Following dental school, an oral and maxillofacial surgical specialist spends four to six years in a hospital-based residency program. They may then pursue additional training in a subspecialty, such as head and neck surgery, microvascular reconstruction, or cosmetic facial surgery.
Dental implants are long-term replacements for missing teeth that can restore a person’s smile and chewing ability. Surgically placed by an oral and maxillofacial surgeon, periodontist or dentist, dental implants look, feel and function like natural teeth.
Implants replace both the tooth’s root and crown, preventing bone loss in the area and helping preserve facial structure. They also provide a stable foundation for fixed or removable replacement teeth.

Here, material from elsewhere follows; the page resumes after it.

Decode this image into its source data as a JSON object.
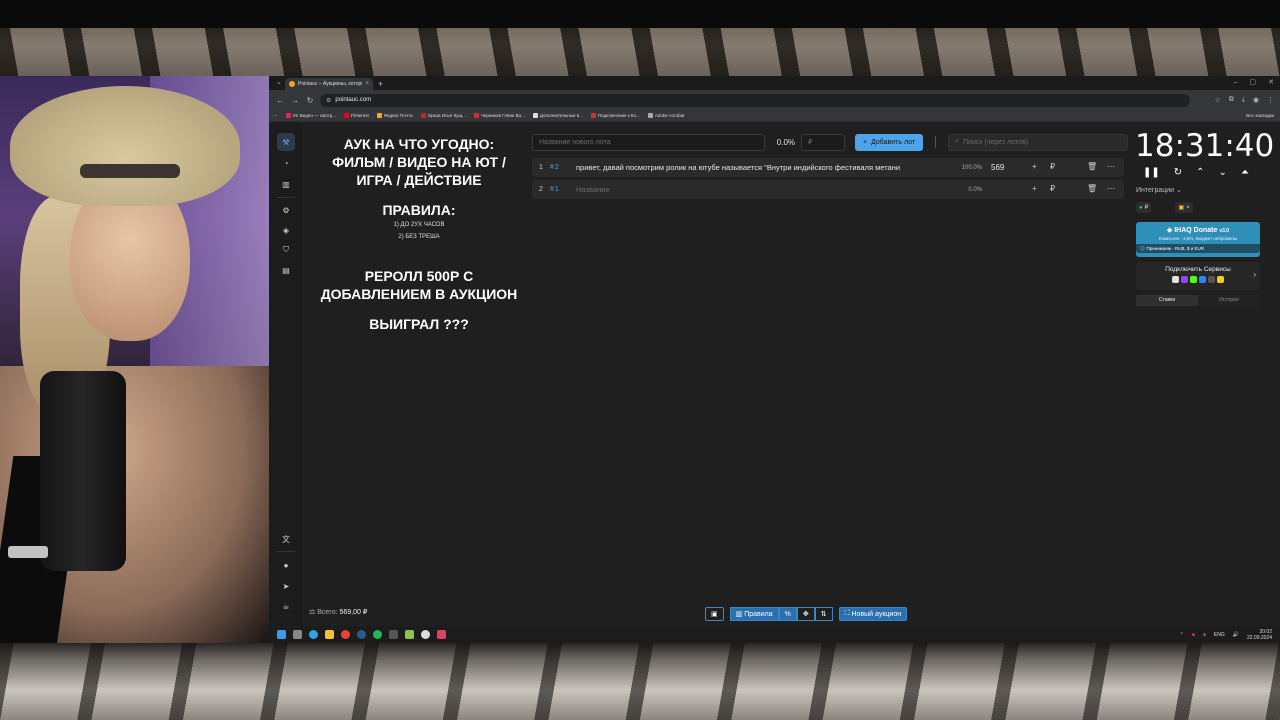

The process for placing a dental implant starts with an examination and consultation by a team of specialists, including your dentist, oral surgeon and/or periodontist or prosthodontist. A medical history is reviewed, X-rays and 3D imaging are taken and models of the jaw and teeth may be made to determine suitability for implants.
Bone grafting can be done in oral facial surgery to build up or add bone structure to an area that is missing, thin or soft. This can be used to treat a variety of conditions, including bone loss from periodontal (gum) disease or injuries to the jaw.
During this procedure, bone material is harvested from your body or another donor site. This graft material is placed where it will fuse with existing bone, providing greater mass to support dental implants.
The graft material is then covered with a resorbable membrane, which encourages the bone to grow, heal and regenerate. This technique is called Guided Bone Regeneration and can be a useful tool for rebuilding and restoring jawbone height and width to prepare your mouth for implant placement.
Recovery from a bone graft is usually mild and only requires over-the-counter pain relievers, like aspirin, for a few days after the procedure. If you experience significant swelling or pain, call your doctor right away.
Wisdom Tooth Removal
Wisdom teeth are the third set of molars in your mouth. They’re typically the last teeth to erupt. However, they can be impacted, partially erupted or vary in position.
The decision to remove these teeth can be made after a thorough consultation and X-rays of your oral cavity. This can include a discussion of the risks of extraction and how it will impact your future dental care.
Younger patients tend to have a lower risk of complications during this procedure because their roots have not yet formed and their jaw bone is more flexible and elastic. This can make the removal of the teeth easier and reduce the risk of bone fractures.
After wisdom tooth removal, you may experience some discomfort, swelling and bruising in your mouth. You can relieve this by using ice packs and resting. You should also avoid spitting or chewing on the area, as it can dislodge the blood clot that is protecting the socket.
Broken bones in the face can cause complications if not repaired correctly. These can impact vision, breathing, chewing and speaking.
In most cases, facial bones can be reconstructed with specialized plates and screws that hold the bone in place. These are similar to the plates and screws that are used in broken bones such as a leg or arm.
Oral and maxillofacial surgeons are uniquely trained to handle these types of traumatic injuries. They are also highly skilled at restoring facial proportions, repairing damaged or missing teeth and reestablishing the functionality of jaw joints and bites.